"My initial opinion is that it's not going to work if it's to take over the government's renovation or revitalisation projects," said Ho, who is also the director of Chinese University's Centre for Architectural Heritage Research.

At present, the Development Bureau subsidises the maintenance of privately owned graded historic buildings with a cap at HK$1 million each. It also runs a scheme to revitalise government-owned buildings.

Last year, there were 105 declared monuments in Hong Kong, and 917 graded historic buildings of which 714 were privately owned, although this is subject to an ongoing reassessment.

Given these figures, Ho believed the 2011 study had underestimated the annual running costs of a new heritage trust, which it put at HK$60 million.

"Of course you can target smaller projects, but HK$60 million is quite a small amount," said Ho, whose trust has subsidised 157 community projects to the tune of HK$42 million since it was founded in 1992. Its current focus is on funding independent research.

He believed that a heritage trust would not be able to take over the official revitalisation and maintenance schemes unless it was government-funded.

"I think what the government has in mind is to have a trust to replace some of the jobs it is doing, which I support… [But] if the government wants to wash its hands of supporting the revitalisation projects, then I think it will not work.

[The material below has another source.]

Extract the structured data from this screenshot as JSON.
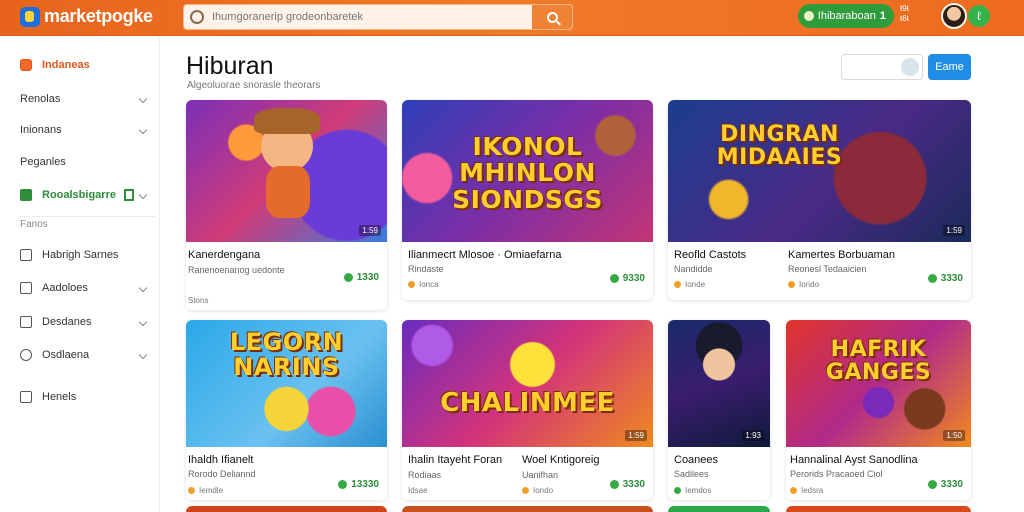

"The government still has to do the revitalisation projects. But if there is a trust for education, promotion and publishing research; looking after tangible and intangible conservation; running a few houses or museums … I think that will be quite successful."

He said the government had "done a great job in conservation and revitalisation over the past six or seven years", and dismissed the idea of his trust expanding to take over the role.

Ho said: "I think it would be good to expand the existing trust, but not to the extent of taking over revitalisation projects which the Development Bureau has already been doing."

The Antiquities Advisory Board's review was triggered by a debate over the failure to preserve Ho Tung Gardens, a mansion on The Peak, which was demolished last year. The public consultation ends next Monday.